[Opening Study material section]
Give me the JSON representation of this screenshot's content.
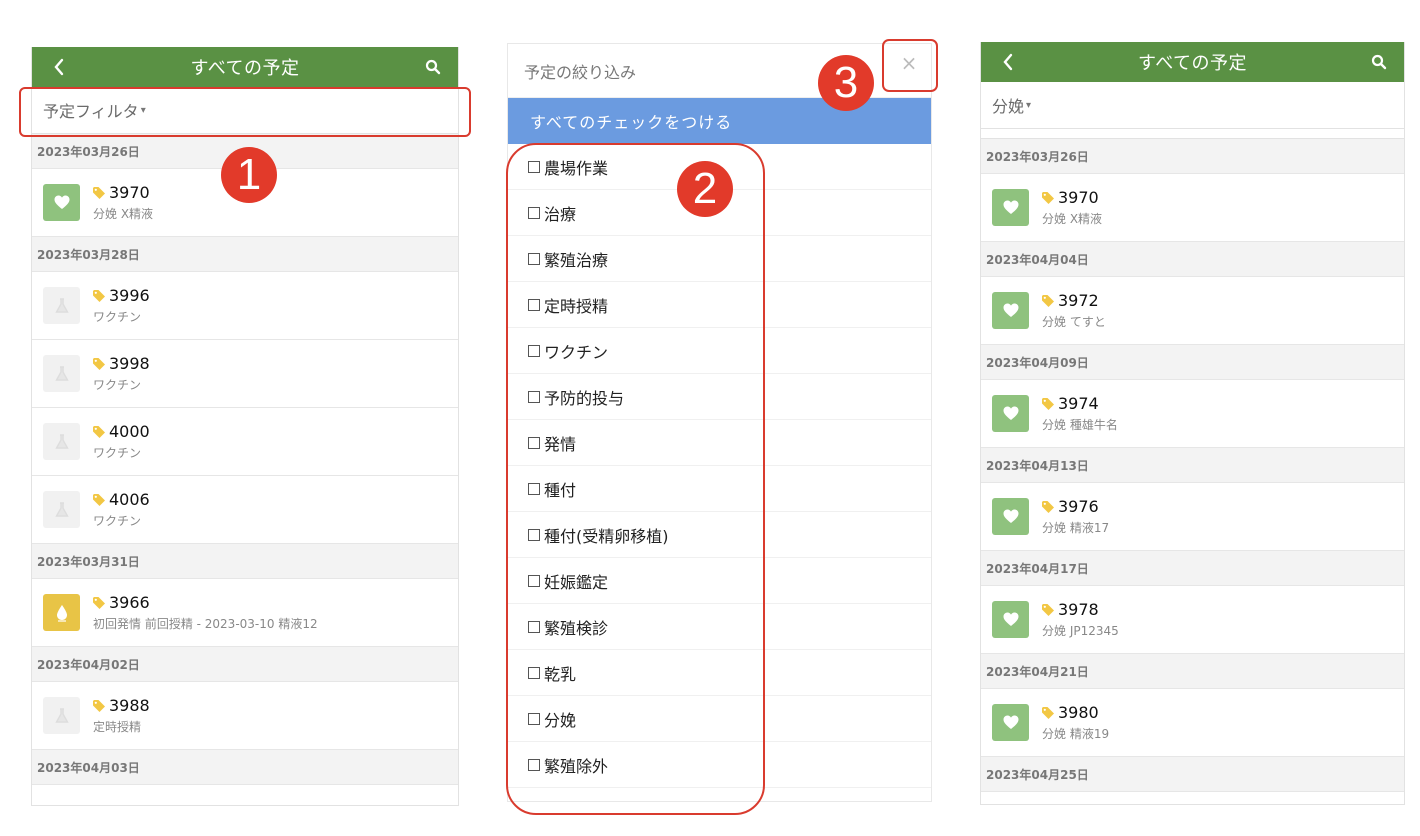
{
  "left_panel": {
    "title": "すべての予定",
    "filter_label": "予定フィルタ",
    "filter_caret": "▾",
    "groups": [
      {
        "date": "2023年03月26日",
        "items": [
          {
            "id": "3970",
            "sub": "分娩 X精液",
            "type": "green"
          }
        ]
      },
      {
        "date": "2023年03月28日",
        "items": [
          {
            "id": "3996",
            "sub": "ワクチン",
            "type": "gray"
          },
          {
            "id": "3998",
            "sub": "ワクチン",
            "type": "gray"
          },
          {
            "id": "4000",
            "sub": "ワクチン",
            "type": "gray"
          },
          {
            "id": "4006",
            "sub": "ワクチン",
            "type": "gray"
          }
        ]
      },
      {
        "date": "2023年03月31日",
        "items": [
          {
            "id": "3966",
            "sub": "初回発情 前回授精 - 2023-03-10 精液12",
            "type": "yellow"
          }
        ]
      },
      {
        "date": "2023年04月02日",
        "items": [
          {
            "id": "3988",
            "sub": "定時授精",
            "type": "gray"
          }
        ]
      },
      {
        "date": "2023年04月03日",
        "items": []
      }
    ]
  },
  "middle_panel": {
    "title": "予定の絞り込み",
    "check_all": "すべてのチェックをつける",
    "options": [
      "農場作業",
      "治療",
      "繁殖治療",
      "定時授精",
      "ワクチン",
      "予防的投与",
      "発情",
      "種付",
      "種付(受精卵移植)",
      "妊娠鑑定",
      "繁殖検診",
      "乾乳",
      "分娩",
      "繁殖除外"
    ],
    "close_symbol": "×"
  },
  "right_panel": {
    "title": "すべての予定",
    "filter_label": "分娩",
    "filter_caret": "▾",
    "groups": [
      {
        "date": "2023年03月26日",
        "items": [
          {
            "id": "3970",
            "sub": "分娩 X精液",
            "type": "green"
          }
        ]
      },
      {
        "date": "2023年04月04日",
        "items": [
          {
            "id": "3972",
            "sub": "分娩 てすと",
            "type": "green"
          }
        ]
      },
      {
        "date": "2023年04月09日",
        "items": [
          {
            "id": "3974",
            "sub": "分娩 種雄牛名",
            "type": "green"
          }
        ]
      },
      {
        "date": "2023年04月13日",
        "items": [
          {
            "id": "3976",
            "sub": "分娩 精液17",
            "type": "green"
          }
        ]
      },
      {
        "date": "2023年04月17日",
        "items": [
          {
            "id": "3978",
            "sub": "分娩 JP12345",
            "type": "green"
          }
        ]
      },
      {
        "date": "2023年04月21日",
        "items": [
          {
            "id": "3980",
            "sub": "分娩 精液19",
            "type": "green"
          }
        ]
      },
      {
        "date": "2023年04月25日",
        "items": []
      }
    ]
  },
  "annotations": {
    "m1": "1",
    "m2": "2",
    "m3": "3"
  },
  "colors": {
    "appbar": "#5a9144",
    "check_all": "#6b9be0",
    "highlight": "#d93b2e",
    "badge_green": "#8fc27e",
    "badge_yellow": "#e8c446"
  }
}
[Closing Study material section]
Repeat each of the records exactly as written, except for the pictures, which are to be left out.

Give me the JSON representation of this screenshot's content.
{
  "left_panel": {
    "title": "すべての予定",
    "filter_label": "予定フィルタ",
    "filter_caret": "▾",
    "groups": [
      {
        "date": "2023年03月26日",
        "items": [
          {
            "id": "3970",
            "sub": "分娩 X精液",
            "type": "green"
          }
        ]
      },
      {
        "date": "2023年03月28日",
        "items": [
          {
            "id": "3996",
            "sub": "ワクチン",
            "type": "gray"
          },
          {
            "id": "3998",
            "sub": "ワクチン",
            "type": "gray"
          },
          {
            "id": "4000",
            "sub": "ワクチン",
            "type": "gray"
          },
          {
            "id": "4006",
            "sub": "ワクチン",
            "type": "gray"
          }
        ]
      },
      {
        "date": "2023年03月31日",
        "items": [
          {
            "id": "3966",
            "sub": "初回発情 前回授精 - 2023-03-10 精液12",
            "type": "yellow"
          }
        ]
      },
      {
        "date": "2023年04月02日",
        "items": [
          {
            "id": "3988",
            "sub": "定時授精",
            "type": "gray"
          }
        ]
      },
      {
        "date": "2023年04月03日",
        "items": []
      }
    ]
  },
  "middle_panel": {
    "title": "予定の絞り込み",
    "check_all": "すべてのチェックをつける",
    "options": [
      "農場作業",
      "治療",
      "繁殖治療",
      "定時授精",
      "ワクチン",
      "予防的投与",
      "発情",
      "種付",
      "種付(受精卵移植)",
      "妊娠鑑定",
      "繁殖検診",
      "乾乳",
      "分娩",
      "繁殖除外"
    ],
    "close_symbol": "×"
  },
  "right_panel": {
    "title": "すべての予定",
    "filter_label": "分娩",
    "filter_caret": "▾",
    "groups": [
      {
        "date": "2023年03月26日",
        "items": [
          {
            "id": "3970",
            "sub": "分娩 X精液",
            "type": "green"
          }
        ]
      },
      {
        "date": "2023年04月04日",
        "items": [
          {
            "id": "3972",
            "sub": "分娩 てすと",
            "type": "green"
          }
        ]
      },
      {
        "date": "2023年04月09日",
        "items": [
          {
            "id": "3974",
            "sub": "分娩 種雄牛名",
            "type": "green"
          }
        ]
      },
      {
        "date": "2023年04月13日",
        "items": [
          {
            "id": "3976",
            "sub": "分娩 精液17",
            "type": "green"
          }
        ]
      },
      {
        "date": "2023年04月17日",
        "items": [
          {
            "id": "3978",
            "sub": "分娩 JP12345",
            "type": "green"
          }
        ]
      },
      {
        "date": "2023年04月21日",
        "items": [
          {
            "id": "3980",
            "sub": "分娩 精液19",
            "type": "green"
          }
        ]
      },
      {
        "date": "2023年04月25日",
        "items": []
      }
    ]
  },
  "annotations": {
    "m1": "1",
    "m2": "2",
    "m3": "3"
  },
  "colors": {
    "appbar": "#5a9144",
    "check_all": "#6b9be0",
    "highlight": "#d93b2e",
    "badge_green": "#8fc27e",
    "badge_yellow": "#e8c446"
  }
}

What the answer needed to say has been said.